**The problem**
The records that follow need to be printed exactly. Leave out each image.

(Website and app data records)

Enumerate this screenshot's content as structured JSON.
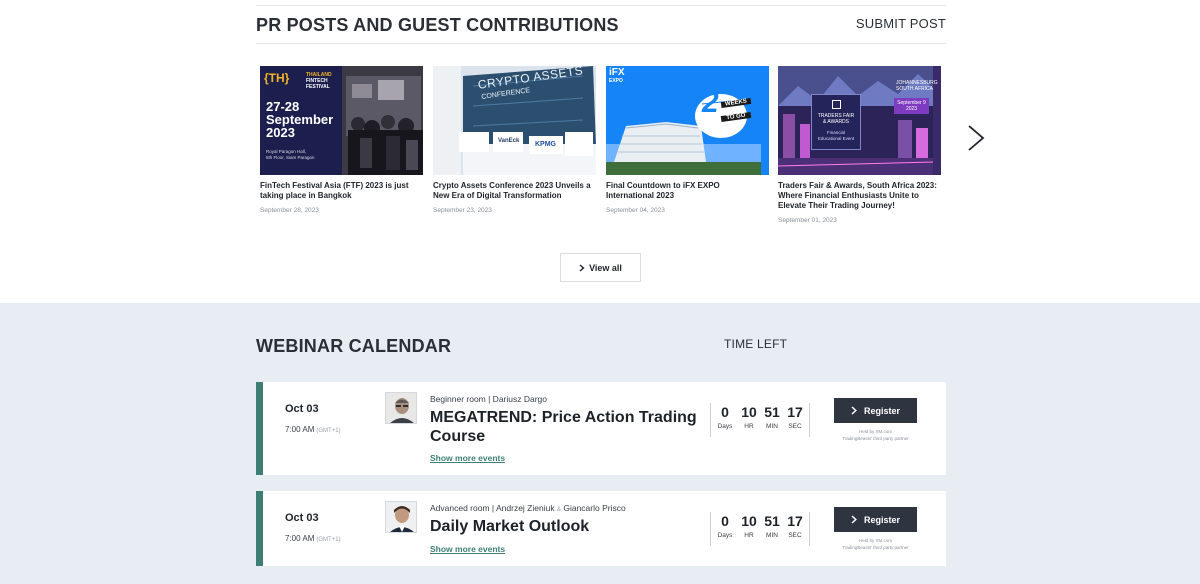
{
  "pr": {
    "title": "PR POSTS AND GUEST CONTRIBUTIONS",
    "submit_label": "SUBMIT POST",
    "view_all_label": "View all",
    "cards": [
      {
        "title": "FinTech Festival Asia (FTF) 2023 is just taking place in Bangkok",
        "date": "September 28, 2023",
        "image": {
          "brand": "{TH}",
          "line1": "THAILAND",
          "line2": "FINTECH",
          "line3": "FESTIVAL",
          "days": "27-28",
          "month": "September",
          "year": "2023",
          "venue1": "Royal Paragon Hall,",
          "venue2": "5th Floor, Siam Paragon"
        }
      },
      {
        "title": "Crypto Assets Conference 2023 Unveils a New Era of Digital Transformation",
        "date": "September 23, 2023",
        "image": {
          "banner1": "CRYPTO ASSETS",
          "banner2": "CONFERENCE",
          "logo1": "VanEck",
          "logo2": "KPMG"
        }
      },
      {
        "title": "Final Countdown to iFX EXPO International 2023",
        "date": "September 04, 2023",
        "image": {
          "brand1": "iFX",
          "brand2": "EXPO",
          "number": "2",
          "weeks": "WEEKS",
          "to_go": "TO GO"
        }
      },
      {
        "title": "Traders Fair & Awards, South Africa 2023: Where Financial Enthusiasts Unite to Elevate Their Trading Journey!",
        "date": "September 01, 2023",
        "image": {
          "city1": "JOHANNESBURG",
          "city2": "SOUTH AFRICA",
          "date1": "September 9",
          "date2": "2023",
          "box1": "TRADERS FAIR",
          "box2": "& AWARDS",
          "box3": "Financial",
          "box4": "Educational Event"
        }
      }
    ]
  },
  "webinar": {
    "title": "WEBINAR CALENDAR",
    "time_left_label": "TIME LEFT",
    "labels": {
      "days": "Days",
      "hr": "HR",
      "min": "MIN",
      "sec": "SEC",
      "register": "Register",
      "show_more": "Show more events",
      "host_line1": "Held by XM.com",
      "host_line2": "TradingBeasts' third party partner",
      "tz": "(GMT+1)"
    },
    "events": [
      {
        "date": "Oct 03",
        "time": "7:00 AM",
        "room": "Beginner room | Dariusz Dargo",
        "name": "MEGATREND: Price Action Trading Course",
        "days": "0",
        "hr": "10",
        "min": "51",
        "sec": "17"
      },
      {
        "date": "Oct 03",
        "time": "7:00 AM",
        "room": "Advanced room | Andrzej Zieniuk",
        "amp": "&",
        "room2": "Giancarlo Prisco",
        "name": "Daily Market Outlook",
        "days": "0",
        "hr": "10",
        "min": "51",
        "sec": "17"
      }
    ]
  },
  "colors": {
    "accent_teal": "#3d7f75",
    "button_dark": "#2f3540",
    "section_bg": "#e7edf3",
    "ftf_navy": "#1c1f4e",
    "ftf_gold": "#f5b622",
    "ifx_blue": "#1584f7",
    "traders_purple": "#3b2a6a"
  },
  "icons": {
    "next": "chevron-right-icon",
    "view_all": "chevron-right-icon",
    "register": "chevron-right-icon"
  }
}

**Exercise output**
Enumerate this screenshot's content as structured JSON.
{
  "pr": {
    "title": "PR POSTS AND GUEST CONTRIBUTIONS",
    "submit_label": "SUBMIT POST",
    "view_all_label": "View all",
    "cards": [
      {
        "title": "FinTech Festival Asia (FTF) 2023 is just taking place in Bangkok",
        "date": "September 28, 2023",
        "image": {
          "brand": "{TH}",
          "line1": "THAILAND",
          "line2": "FINTECH",
          "line3": "FESTIVAL",
          "days": "27-28",
          "month": "September",
          "year": "2023",
          "venue1": "Royal Paragon Hall,",
          "venue2": "5th Floor, Siam Paragon"
        }
      },
      {
        "title": "Crypto Assets Conference 2023 Unveils a New Era of Digital Transformation",
        "date": "September 23, 2023",
        "image": {
          "banner1": "CRYPTO ASSETS",
          "banner2": "CONFERENCE",
          "logo1": "VanEck",
          "logo2": "KPMG"
        }
      },
      {
        "title": "Final Countdown to iFX EXPO International 2023",
        "date": "September 04, 2023",
        "image": {
          "brand1": "iFX",
          "brand2": "EXPO",
          "number": "2",
          "weeks": "WEEKS",
          "to_go": "TO GO"
        }
      },
      {
        "title": "Traders Fair & Awards, South Africa 2023: Where Financial Enthusiasts Unite to Elevate Their Trading Journey!",
        "date": "September 01, 2023",
        "image": {
          "city1": "JOHANNESBURG",
          "city2": "SOUTH AFRICA",
          "date1": "September 9",
          "date2": "2023",
          "box1": "TRADERS FAIR",
          "box2": "& AWARDS",
          "box3": "Financial",
          "box4": "Educational Event"
        }
      }
    ]
  },
  "webinar": {
    "title": "WEBINAR CALENDAR",
    "time_left_label": "TIME LEFT",
    "labels": {
      "days": "Days",
      "hr": "HR",
      "min": "MIN",
      "sec": "SEC",
      "register": "Register",
      "show_more": "Show more events",
      "host_line1": "Held by XM.com",
      "host_line2": "TradingBeasts' third party partner",
      "tz": "(GMT+1)"
    },
    "events": [
      {
        "date": "Oct 03",
        "time": "7:00 AM",
        "room": "Beginner room | Dariusz Dargo",
        "name": "MEGATREND: Price Action Trading Course",
        "days": "0",
        "hr": "10",
        "min": "51",
        "sec": "17"
      },
      {
        "date": "Oct 03",
        "time": "7:00 AM",
        "room": "Advanced room | Andrzej Zieniuk",
        "amp": "&",
        "room2": "Giancarlo Prisco",
        "name": "Daily Market Outlook",
        "days": "0",
        "hr": "10",
        "min": "51",
        "sec": "17"
      }
    ]
  },
  "colors": {
    "accent_teal": "#3d7f75",
    "button_dark": "#2f3540",
    "section_bg": "#e7edf3",
    "ftf_navy": "#1c1f4e",
    "ftf_gold": "#f5b622",
    "ifx_blue": "#1584f7",
    "traders_purple": "#3b2a6a"
  },
  "icons": {
    "next": "chevron-right-icon",
    "view_all": "chevron-right-icon",
    "register": "chevron-right-icon"
  }
}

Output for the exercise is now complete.